Take every line from the listing below that contains "emoji".
+--
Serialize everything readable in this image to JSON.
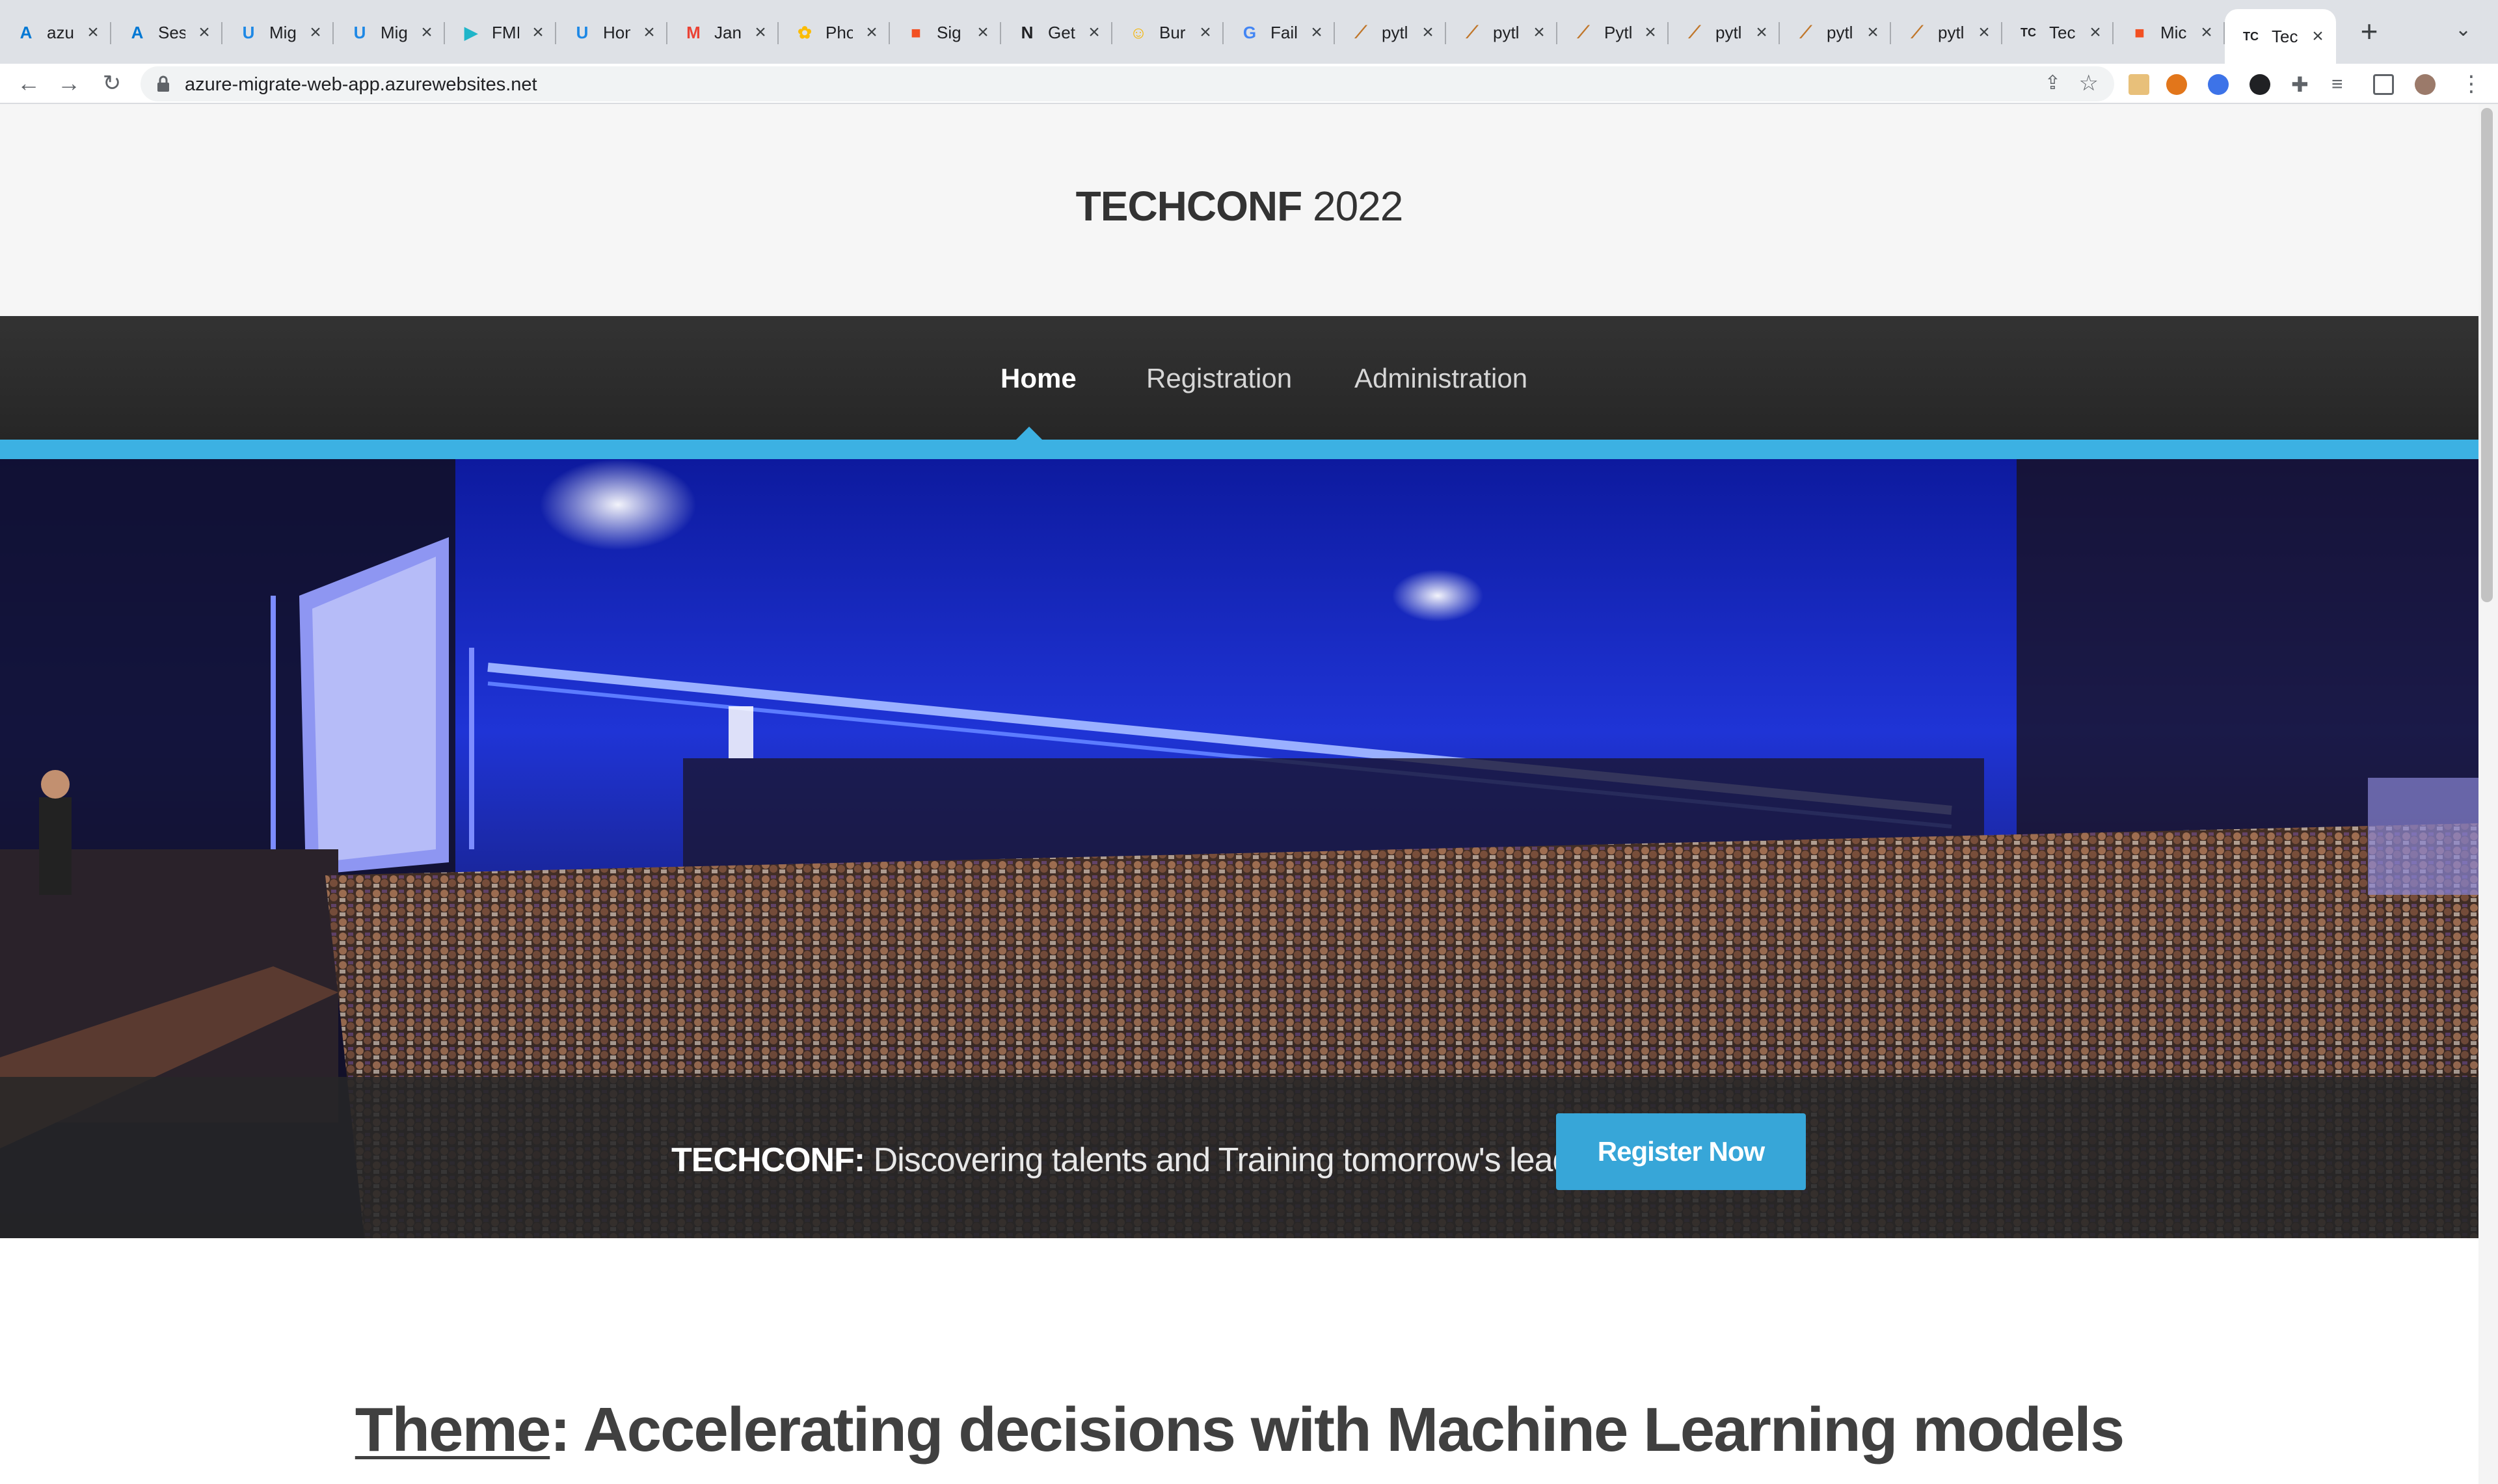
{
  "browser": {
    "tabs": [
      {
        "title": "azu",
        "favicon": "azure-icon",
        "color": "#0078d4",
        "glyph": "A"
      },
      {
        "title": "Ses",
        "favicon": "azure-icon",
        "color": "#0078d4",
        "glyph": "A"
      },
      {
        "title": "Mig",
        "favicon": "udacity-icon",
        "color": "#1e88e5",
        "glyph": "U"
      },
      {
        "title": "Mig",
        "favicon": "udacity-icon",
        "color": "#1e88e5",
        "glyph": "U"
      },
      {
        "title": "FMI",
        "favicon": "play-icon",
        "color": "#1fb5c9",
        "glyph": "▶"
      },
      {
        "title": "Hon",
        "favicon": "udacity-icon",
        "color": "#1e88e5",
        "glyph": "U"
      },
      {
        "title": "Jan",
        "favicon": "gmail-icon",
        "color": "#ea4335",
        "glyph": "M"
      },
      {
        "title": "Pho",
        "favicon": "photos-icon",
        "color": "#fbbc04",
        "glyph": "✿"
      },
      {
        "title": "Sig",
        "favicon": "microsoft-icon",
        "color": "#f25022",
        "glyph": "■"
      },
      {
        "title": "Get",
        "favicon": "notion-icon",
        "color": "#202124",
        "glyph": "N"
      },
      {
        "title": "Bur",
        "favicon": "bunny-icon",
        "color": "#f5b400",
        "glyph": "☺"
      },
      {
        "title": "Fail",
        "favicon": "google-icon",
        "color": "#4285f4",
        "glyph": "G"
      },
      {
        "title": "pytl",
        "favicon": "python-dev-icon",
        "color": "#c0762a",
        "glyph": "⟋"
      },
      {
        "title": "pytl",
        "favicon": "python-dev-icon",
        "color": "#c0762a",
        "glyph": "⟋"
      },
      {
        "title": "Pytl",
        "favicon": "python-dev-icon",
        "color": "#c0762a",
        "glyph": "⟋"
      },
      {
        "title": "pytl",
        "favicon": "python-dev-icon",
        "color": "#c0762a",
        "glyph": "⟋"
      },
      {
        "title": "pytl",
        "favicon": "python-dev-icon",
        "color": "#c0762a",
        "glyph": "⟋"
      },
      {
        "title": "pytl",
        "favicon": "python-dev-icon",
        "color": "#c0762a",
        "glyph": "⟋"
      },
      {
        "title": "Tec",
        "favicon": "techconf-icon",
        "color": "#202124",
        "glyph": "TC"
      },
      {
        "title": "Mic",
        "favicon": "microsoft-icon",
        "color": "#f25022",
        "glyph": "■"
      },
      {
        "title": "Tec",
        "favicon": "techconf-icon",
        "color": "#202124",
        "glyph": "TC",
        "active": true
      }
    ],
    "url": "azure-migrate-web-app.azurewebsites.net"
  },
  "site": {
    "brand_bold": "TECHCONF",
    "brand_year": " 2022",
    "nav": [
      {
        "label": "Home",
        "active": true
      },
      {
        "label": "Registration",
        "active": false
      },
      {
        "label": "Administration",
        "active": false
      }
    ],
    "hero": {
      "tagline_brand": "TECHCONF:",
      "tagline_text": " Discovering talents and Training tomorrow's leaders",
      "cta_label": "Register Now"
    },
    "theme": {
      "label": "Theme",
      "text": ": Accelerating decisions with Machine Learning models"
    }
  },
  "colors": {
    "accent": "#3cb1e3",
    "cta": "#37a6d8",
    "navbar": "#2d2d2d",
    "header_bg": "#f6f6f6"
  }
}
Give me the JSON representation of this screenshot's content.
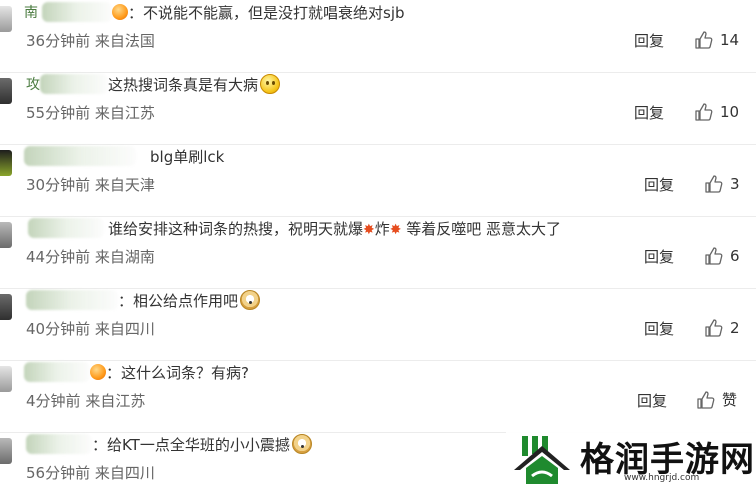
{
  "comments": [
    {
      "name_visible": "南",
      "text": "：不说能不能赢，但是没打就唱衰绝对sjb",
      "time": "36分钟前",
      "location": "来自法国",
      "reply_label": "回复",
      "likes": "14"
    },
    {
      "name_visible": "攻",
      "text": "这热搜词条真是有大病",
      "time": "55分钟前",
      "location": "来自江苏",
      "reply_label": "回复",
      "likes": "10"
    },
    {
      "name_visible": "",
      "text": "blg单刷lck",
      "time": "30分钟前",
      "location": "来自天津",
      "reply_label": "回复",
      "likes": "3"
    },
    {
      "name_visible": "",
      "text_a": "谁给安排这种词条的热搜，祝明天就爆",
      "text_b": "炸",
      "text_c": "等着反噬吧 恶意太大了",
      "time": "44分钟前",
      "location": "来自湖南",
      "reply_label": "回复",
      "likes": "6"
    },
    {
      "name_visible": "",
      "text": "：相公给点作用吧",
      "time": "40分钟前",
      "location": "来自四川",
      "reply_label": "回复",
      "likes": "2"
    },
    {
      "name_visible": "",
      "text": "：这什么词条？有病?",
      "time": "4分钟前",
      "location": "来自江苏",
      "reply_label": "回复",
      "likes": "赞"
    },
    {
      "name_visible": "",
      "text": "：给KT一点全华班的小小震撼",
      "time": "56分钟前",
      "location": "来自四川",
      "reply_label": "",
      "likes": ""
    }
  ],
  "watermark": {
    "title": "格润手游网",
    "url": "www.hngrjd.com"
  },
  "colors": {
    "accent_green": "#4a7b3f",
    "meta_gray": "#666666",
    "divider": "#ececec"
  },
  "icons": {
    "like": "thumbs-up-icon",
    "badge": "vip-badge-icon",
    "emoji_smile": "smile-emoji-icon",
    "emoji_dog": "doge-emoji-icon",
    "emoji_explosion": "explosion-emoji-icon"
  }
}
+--
Your solution.
    "emoji_smile": "smile-emoji-icon",
    "emoji_dog": "doge-emoji-icon",
    "emoji_explosion": "explosion-emoji-icon"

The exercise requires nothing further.